Before I became a provost and dean of faculty, I taught Chinese history. This week, for several reasons, I have been thinking a lot about teaching China. I have been remembering with some sadness the extraordinary feeling of walking into a classroom knowing that for the next hour I would transport students into a new world. That kind of excitement is rare in the provost business.

This morning when I was walking my dog and thinking about what I might say today, I was struck with a devilish thought: I have a captive audience, so why not indulge myself by imparting a little Chinese history? So, here we go. There will be no exam at the end.

There was a great Chinese leader by the name of Mao Zedong who died in 1976. Some of you may have heard of Chairman Mao and the eccentricities and excesses of his later years most readily visible in a ten-year civil war-the Cultural Revolution-that rocked China. Mao's forte was not administration; it was revolution. Among many brilliant Chinese revolutionaries of the 1920s, 1930s and 1940s, Mao was the most brilliant.

He was the first to lead a war of "national liberation"-revolutions that combined Marxist ideology with patriotic fervor. In the late 1930s, Mao told the American journalist Edgar Snow that he was a Chinese first and a Marxist second. And that was, indeed, the way he led the revolution. By harnessing the discontent of the masses and appealing to their nationalism, Mao allied with the Nationalists under Chiang Kai-shek to defeat the Japanese occupiers in 1945. In 1949, he defeated Chiang Kai-shek himself and became leader of the new People's Republic of China.
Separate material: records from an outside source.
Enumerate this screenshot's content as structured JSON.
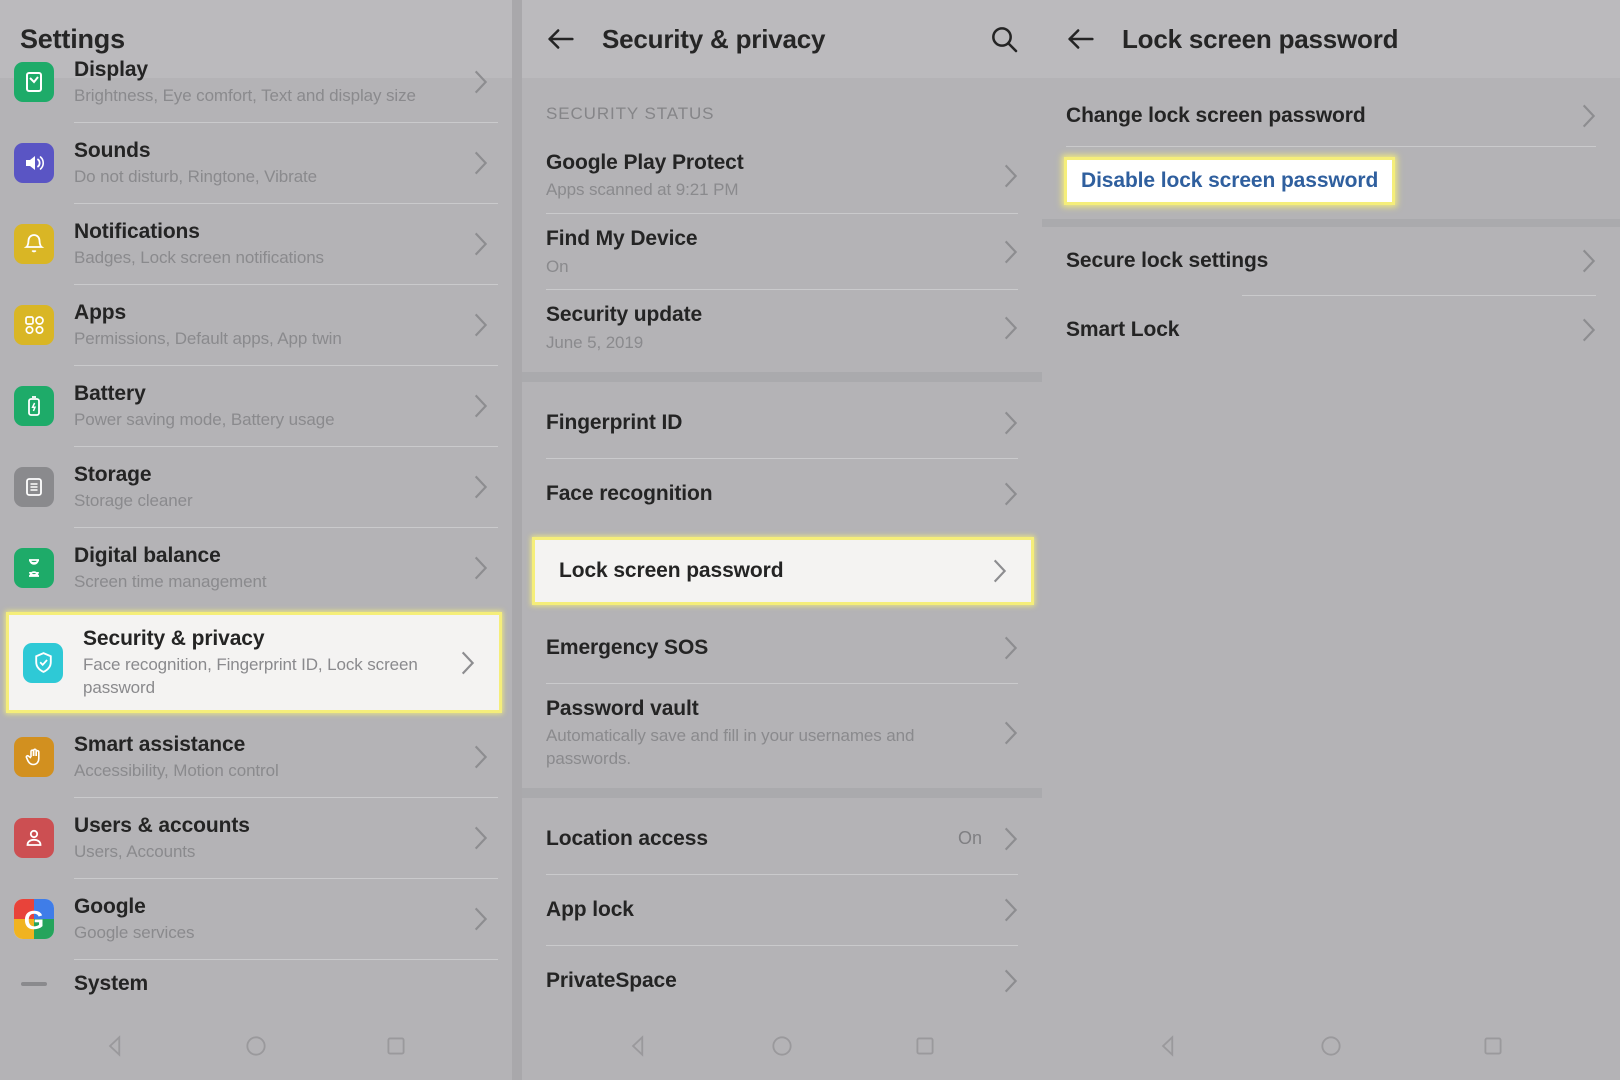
{
  "panels": {
    "settings": {
      "header": {
        "title": "Settings"
      },
      "items": [
        {
          "title": "Display",
          "sub": "Brightness, Eye comfort, Text and display size",
          "icon": "display-icon",
          "color": "#1eab69",
          "clipped": true
        },
        {
          "title": "Sounds",
          "sub": "Do not disturb, Ringtone, Vibrate",
          "icon": "sounds-icon",
          "color": "#5a55c4"
        },
        {
          "title": "Notifications",
          "sub": "Badges, Lock screen notifications",
          "icon": "notifications-icon",
          "color": "#d9b625"
        },
        {
          "title": "Apps",
          "sub": "Permissions, Default apps, App twin",
          "icon": "apps-icon",
          "color": "#d9b625"
        },
        {
          "title": "Battery",
          "sub": "Power saving mode, Battery usage",
          "icon": "battery-icon",
          "color": "#1eab69"
        },
        {
          "title": "Storage",
          "sub": "Storage cleaner",
          "icon": "storage-icon",
          "color": "#8a8a8d"
        },
        {
          "title": "Digital balance",
          "sub": "Screen time management",
          "icon": "hourglass-icon",
          "color": "#1eab69"
        },
        {
          "title": "Security & privacy",
          "sub": "Face recognition, Fingerprint ID, Lock screen password",
          "icon": "shield-check-icon",
          "color": "#2ec9d6",
          "highlighted": true
        },
        {
          "title": "Smart assistance",
          "sub": "Accessibility, Motion control",
          "icon": "hand-icon",
          "color": "#d2901f"
        },
        {
          "title": "Users & accounts",
          "sub": "Users, Accounts",
          "icon": "user-icon",
          "color": "#cc4f52"
        },
        {
          "title": "Google",
          "sub": "Google services",
          "icon": "google-icon",
          "color": "#ffffff"
        },
        {
          "title": "System",
          "sub": "",
          "icon": "system-icon",
          "color": "#8a8a8d"
        }
      ]
    },
    "security": {
      "header": {
        "title": "Security & privacy",
        "back": "back-arrow-icon",
        "search": "search-icon"
      },
      "section_label": "SECURITY STATUS",
      "group1": [
        {
          "title": "Google Play Protect",
          "sub": "Apps scanned at 9:21 PM"
        },
        {
          "title": "Find My Device",
          "sub": "On"
        },
        {
          "title": "Security update",
          "sub": "June 5, 2019"
        }
      ],
      "group2": [
        {
          "title": "Fingerprint ID",
          "sub": ""
        },
        {
          "title": "Face recognition",
          "sub": ""
        },
        {
          "title": "Lock screen password",
          "sub": "",
          "highlighted": true
        },
        {
          "title": "Emergency SOS",
          "sub": ""
        },
        {
          "title": "Password vault",
          "sub": "Automatically save and fill in your usernames and passwords."
        }
      ],
      "group3": [
        {
          "title": "Location access",
          "sub": "",
          "value": "On"
        },
        {
          "title": "App lock",
          "sub": ""
        },
        {
          "title": "PrivateSpace",
          "sub": ""
        }
      ]
    },
    "lockscreen": {
      "header": {
        "title": "Lock screen password",
        "back": "back-arrow-icon"
      },
      "items": [
        {
          "title": "Change lock screen password",
          "type": "row"
        },
        {
          "title": "Disable lock screen password",
          "type": "link",
          "highlighted": true
        },
        {
          "title": "Secure lock settings",
          "type": "row"
        },
        {
          "title": "Smart Lock",
          "type": "row"
        }
      ]
    }
  },
  "navbar": {
    "back": "back-triangle-icon",
    "home": "home-circle-icon",
    "recents": "recents-square-icon"
  },
  "colors": {
    "background": "#b4b3b6",
    "header": "#bbbabd",
    "highlight_border": "#f5ee7a",
    "highlight_fill": "#f4f3f2",
    "link_text": "#2f5f9e",
    "title_text": "#242424",
    "sub_text": "#8a8a8d"
  }
}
Mao Zedong had an intuitive understanding of China and its people and an ability to integrate Marxist revolutionary ideology with the pragmatic demands of the disgruntled masses. A poet and scholar of Chinese history, he often sought to relay his message in terms even the most uneducated could understand. In some cases that meant turning to traditional folk tales.

One that Mao often used was an ancient Chinese fable called "The Foolish Old Man Who Removed the Mountains." (Mao Tse-tung [Mao Zedong]. The Selected Works of Mao Tse-tung [Mao Zedong], Vol. III. Peking [Beijing]: Foreign Languages Press, 1967, p. 272.)
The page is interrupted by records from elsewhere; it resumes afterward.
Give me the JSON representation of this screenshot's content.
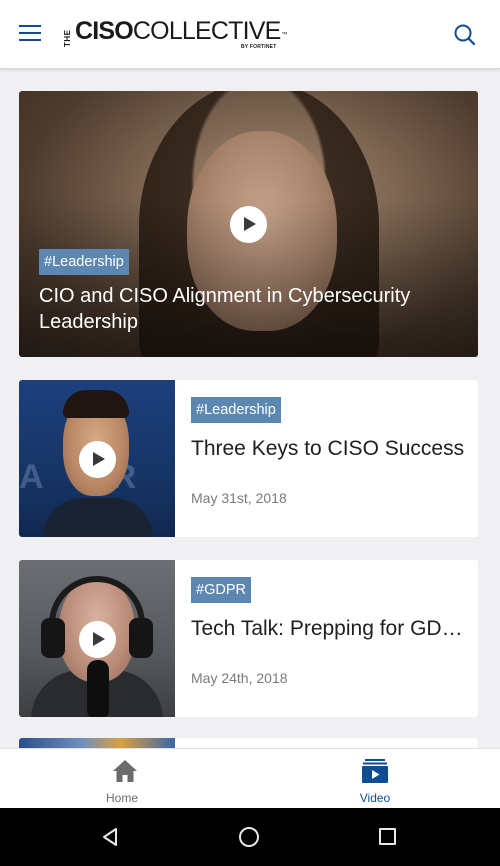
{
  "header": {
    "logo_the": "THE",
    "logo_bold": "CISO",
    "logo_light": "COLLECTIVE",
    "logo_tm": "™",
    "logo_by": "BY FORTINET",
    "menu_icon": "hamburger-menu-icon",
    "search_icon": "search-icon"
  },
  "hero": {
    "tag": "#Leadership",
    "title": "CIO and CISO Alignment in Cybersecurity Leadership"
  },
  "cards": [
    {
      "tag": "#Leadership",
      "title": "Three Keys to CISO Success",
      "date": "May 31st, 2018"
    },
    {
      "tag": "#GDPR",
      "title": "Tech Talk: Prepping for GDPR",
      "date": "May 24th, 2018"
    }
  ],
  "bottom_nav": {
    "home_label": "Home",
    "video_label": "Video",
    "active": "Video"
  },
  "colors": {
    "brand_blue": "#0e4d92",
    "tag_bg": "#5b87b0",
    "page_bg": "#f0f0f3"
  }
}
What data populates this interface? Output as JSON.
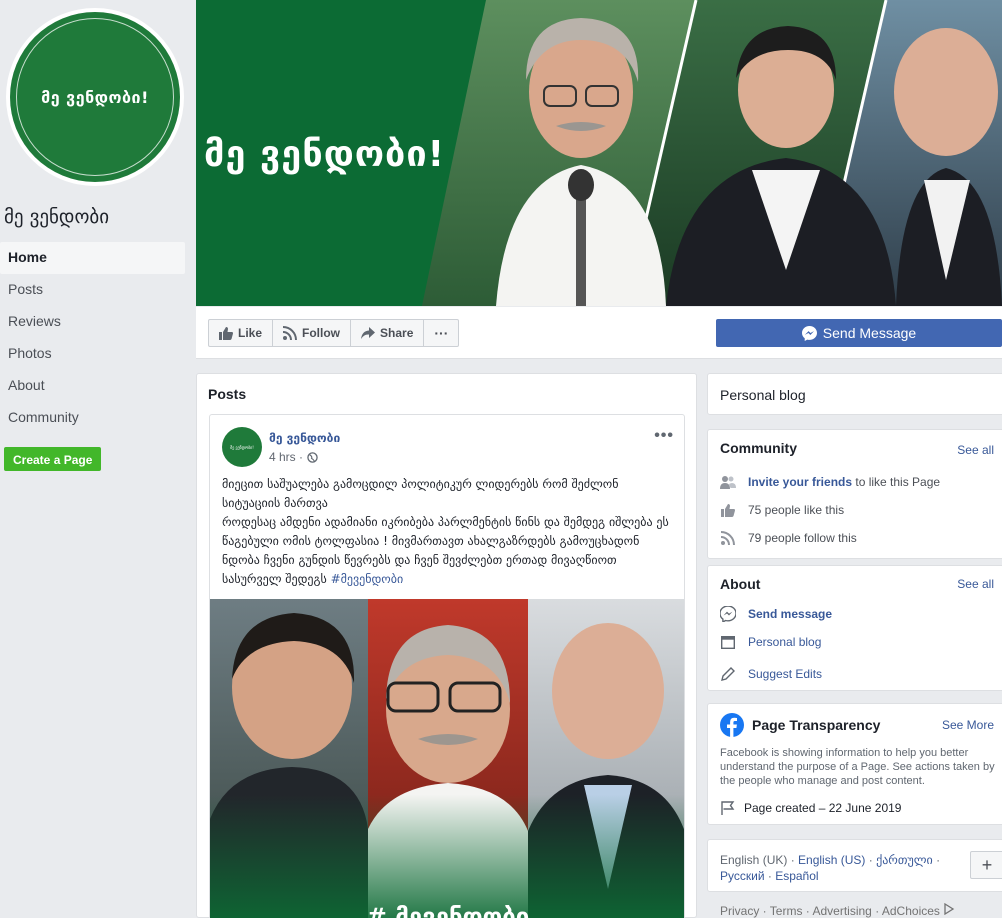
{
  "page": {
    "name": "მე ვენდობი",
    "avatar_text": "მე ვენდობი!",
    "cover_title": "მე ვენდობი!"
  },
  "nav": {
    "items": [
      {
        "label": "Home",
        "active": true
      },
      {
        "label": "Posts"
      },
      {
        "label": "Reviews"
      },
      {
        "label": "Photos"
      },
      {
        "label": "About"
      },
      {
        "label": "Community"
      }
    ],
    "create_page": "Create a Page"
  },
  "actions": {
    "like": "Like",
    "follow": "Follow",
    "share": "Share",
    "more": "···",
    "send_message": "Send Message"
  },
  "posts": {
    "title": "Posts",
    "post": {
      "author": "მე ვენდობი",
      "time": "4 hrs · ",
      "menu": "•••",
      "text": "მიეცით საშუალება გამოცდილ პოლიტიკურ ლიდერებს რომ შეძლონ სიტუაციის მართვა\nროდესაც ამდენი ადამიანი იკრიბება პარლმენტის წინს და შემდეგ იშლება ეს წაგებული ომის ტოლფასია ! მივმართავთ ახალგაზრდებს გამოუცხადონ ნდობა ჩვენი გუნდის წევრებს და ჩვენ შევძლებთ ერთად მივაღწიოთ სასურველ შედეგს ",
      "hashtag": "#მევენდობი",
      "image_caption": "# მევენდობი"
    }
  },
  "right": {
    "personal_blog": "Personal blog",
    "community": {
      "title": "Community",
      "see_all": "See all",
      "invite_link": "Invite your friends",
      "invite_rest": " to like this Page",
      "likes": "75 people like this",
      "follows": "79 people follow this"
    },
    "about": {
      "title": "About",
      "see_all": "See all",
      "send_message": "Send message",
      "category": "Personal blog",
      "suggest_edits": "Suggest Edits"
    },
    "transparency": {
      "title": "Page Transparency",
      "see_more": "See More",
      "desc": "Facebook is showing information to help you better understand the purpose of a Page. See actions taken by the people who manage and post content.",
      "created": "Page created – 22 June 2019"
    },
    "languages": {
      "line1": [
        "English (UK)",
        "English (US)",
        "ქართული"
      ],
      "line2": [
        "Русский",
        "Español"
      ],
      "plus": "+"
    },
    "footer": [
      "Privacy",
      "Terms",
      "Advertising",
      "AdChoices"
    ]
  },
  "colors": {
    "brand_green": "#1f7a3a",
    "fb_blue": "#4267b2",
    "link": "#385898",
    "create_green": "#42b72a"
  }
}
It tells of an old man who lived in northern China long, long ago and was known as the Foolish Old Man of North Mountain. His house faced south and beyond his doorway stood the two great peaks, Taihang and Wangwu, obstructing the way. He called his sons, and hoe in hand they began to dig up these mountains with great determination. Another greybeard, known as the Wise Old Man, saw them and said derisively, "How silly of you to do this! It is quite impossible for you few to dig up these two huge mountains." The Foolish Old Man replied, "When I die, my sons will carry on; when they die, there will be my grandsons, and then their sons and grandsons, and so on to infinity. High as they are, the mountains cannot grow any higher and with every bit we dig, they will be that much lower. Why can't we clear them away?" Having refuted the Wise Old Man's wrong view, he went on digging every day, unshaken in his conviction. God was moved by this, and he sent down two angels, who carried the mountains away on their backs."
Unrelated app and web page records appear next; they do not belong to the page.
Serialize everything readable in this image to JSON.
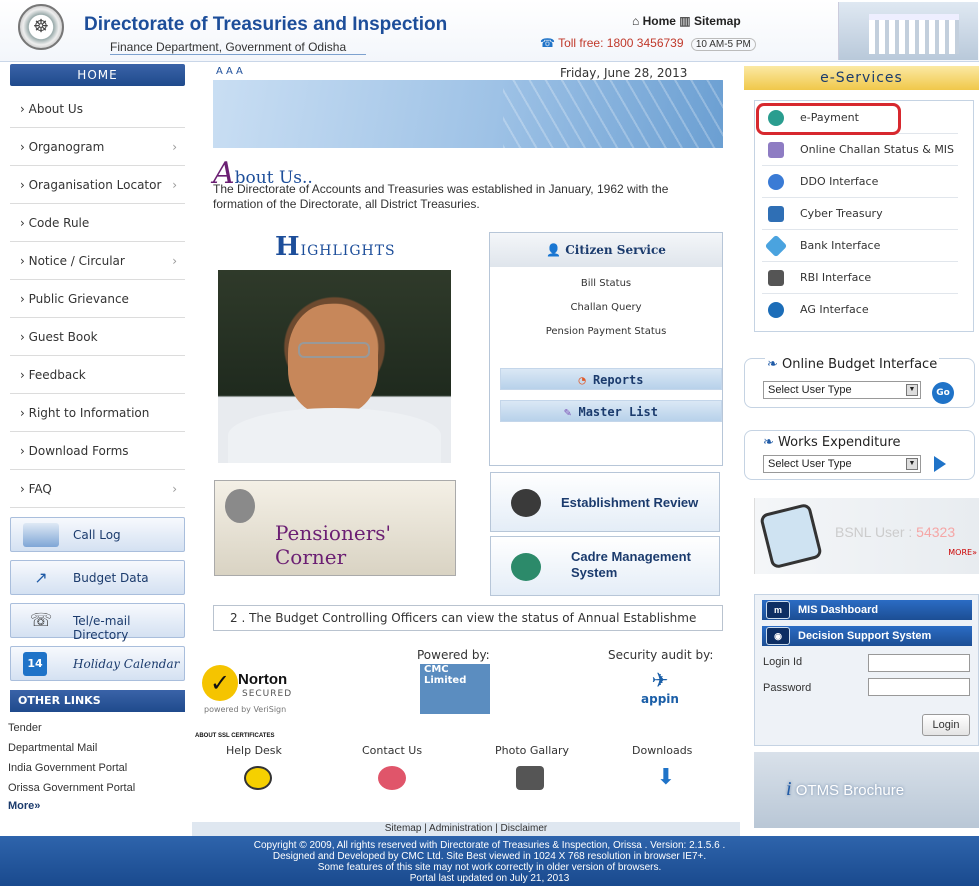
{
  "header": {
    "logo_icon": "odisha-emblem",
    "title": "Directorate of Treasuries and Inspection",
    "subtitle": "Finance Department, Government of Odisha",
    "home_link": "Home",
    "sitemap_link": "Sitemap",
    "toll_free": "Toll free: 1800 3456739",
    "hours": "10 AM-5 PM"
  },
  "left_nav": {
    "home_tab": "HOME",
    "items": [
      {
        "label": "› About Us",
        "submenu": false
      },
      {
        "label": "› Organogram",
        "submenu": true
      },
      {
        "label": "› Oraganisation Locator",
        "submenu": true
      },
      {
        "label": "› Code Rule",
        "submenu": false
      },
      {
        "label": "› Notice / Circular",
        "submenu": true
      },
      {
        "label": "› Public Grievance",
        "submenu": false
      },
      {
        "label": "› Guest Book",
        "submenu": false
      },
      {
        "label": "› Feedback",
        "submenu": false
      },
      {
        "label": "› Right to Information",
        "submenu": false
      },
      {
        "label": "› Download Forms",
        "submenu": false
      },
      {
        "label": "› FAQ",
        "submenu": true
      }
    ],
    "buttons": [
      {
        "label": "Call Log",
        "icon": "call-log-icon"
      },
      {
        "label": "Budget Data",
        "icon": "budget-chart-icon"
      },
      {
        "label": "Tel/e-mail Directory",
        "icon": "telephone-icon"
      },
      {
        "label": "Holiday Calendar",
        "icon": "calendar-icon"
      }
    ],
    "other_links_title": "OTHER LINKS",
    "other_links": [
      "Tender",
      "Departmental Mail",
      "India Government Portal",
      "Orissa Government Portal"
    ],
    "more_link": "More»"
  },
  "main": {
    "font_sizer": "A A A",
    "date": "Friday, June 28, 2013",
    "about_cap": "A",
    "about_rest": "bout Us..",
    "about_text": "The Directorate of Accounts and Treasuries was established in January, 1962 with the formation of the Directorate, all District Treasuries.",
    "highlights_cap": "H",
    "highlights_rest": "IGHLIGHTS",
    "citizen_service_title": "Citizen Service",
    "citizen_links": [
      "Bill Status",
      "Challan Query",
      "Pension Payment Status"
    ],
    "reports_label": "Reports",
    "master_list_label": "Master List",
    "pensioners_corner": "Pensioners' Corner",
    "establishment_review": "Establishment Review",
    "cadre_management": "Cadre Management System",
    "ticker": "2 . The Budget Controlling Officers can view the status of Annual Establishme",
    "norton": {
      "brand": "Norton",
      "secured": "SECURED",
      "powered_by": "powered by VeriSign"
    },
    "powered_by": "Powered by:",
    "cmc": "CMC Limited",
    "security_audit": "Security audit by:",
    "appin": "appin",
    "ssl_certificates": "ABOUT SSL CERTIFICATES",
    "footer_links": [
      "Help Desk",
      "Contact Us",
      "Photo Gallary",
      "Downloads"
    ]
  },
  "right": {
    "eservices_title": "e-Services",
    "eservices": [
      {
        "label": "e-Payment",
        "icon": "epayment-icon",
        "color": "#2a9d8f"
      },
      {
        "label": "Online Challan Status & MIS",
        "icon": "challan-icon",
        "color": "#8e7cc3"
      },
      {
        "label": "DDO Interface",
        "icon": "ddo-icon",
        "color": "#3a7bd5"
      },
      {
        "label": "Cyber Treasury",
        "icon": "cyber-treasury-icon",
        "color": "#2f6fb5"
      },
      {
        "label": "Bank Interface",
        "icon": "bank-icon",
        "color": "#4aa3df"
      },
      {
        "label": "RBI Interface",
        "icon": "rbi-icon",
        "color": "#555555"
      },
      {
        "label": "AG Interface",
        "icon": "ag-icon",
        "color": "#1c6db8"
      }
    ],
    "online_budget_title": "Online Budget Interface",
    "select_user_type": "Select User Type",
    "go_label": "Go",
    "works_expenditure_title": "Works Expenditure",
    "bsnl_label": "BSNL User :",
    "bsnl_count": "54323",
    "bsnl_more": "MORE»",
    "mis_dashboard": "MIS Dashboard",
    "decision_support": "Decision Support System",
    "login_id_label": "Login Id",
    "password_label": "Password",
    "login_button": "Login",
    "otms_i": "i",
    "otms_label": "OTMS Brochure"
  },
  "footer": {
    "sitemap_bar": "Sitemap | Administration | Disclaimer",
    "line1": "Copyright © 2009, All rights reserved with Directorate of Treasuries & Inspection, Orissa . Version: 2.1.5.6 .",
    "line2": "Designed and Developed by CMC Ltd. Site Best viewed in 1024 X 768 resolution in browser IE7+.",
    "line3": "Some features of this site may not work correctly in older version of browsers.",
    "line4": "Portal last updated on July 21, 2013"
  }
}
Now, Mao was talking about the twin threats of the Japanese and the Nationalists and exhorting people not to be discouraged at overcoming what appeared to be insurmountable obstacles in winning the revolution. But Mao's words have relevance to us today. What Mao Zedong is saying is this: there are enormous impediments to overcome in life and, while they may be undefeatable in the near term, if people remain committed to removing them and stay focused on the goal, they can, in fact, eliminate those barriers.

It seems to me that this is a very good fable to keep in mind as you embark upon the rest of your life. There are so many obstacles facing our world today: poverty, pollution, health issues, race, and peace to name a few. You and those of your generation have the opportunity and the talent to change the world, so who are you going to be like? The Wise Old Man who sees the tall mountains and deems them to be impossible to remove, so chooses to do nothing but make fun? Or are you going to be like the Foolish Old Man, who understands that within his lifetime he may not remove the mountains but who, nevertheless, begins to chip away, believing resolutely that if he and his sons cannot finish the task, then his grandchildren and their children will? I ask you today to become Foolish Old Men (and women) committed to making the world a better place for all people.

Thank you and congratulations.



"The Foolish Old Man Who Removed The Mountain," Patricia Stranahan, provost and dean of faculty

May 12, 2003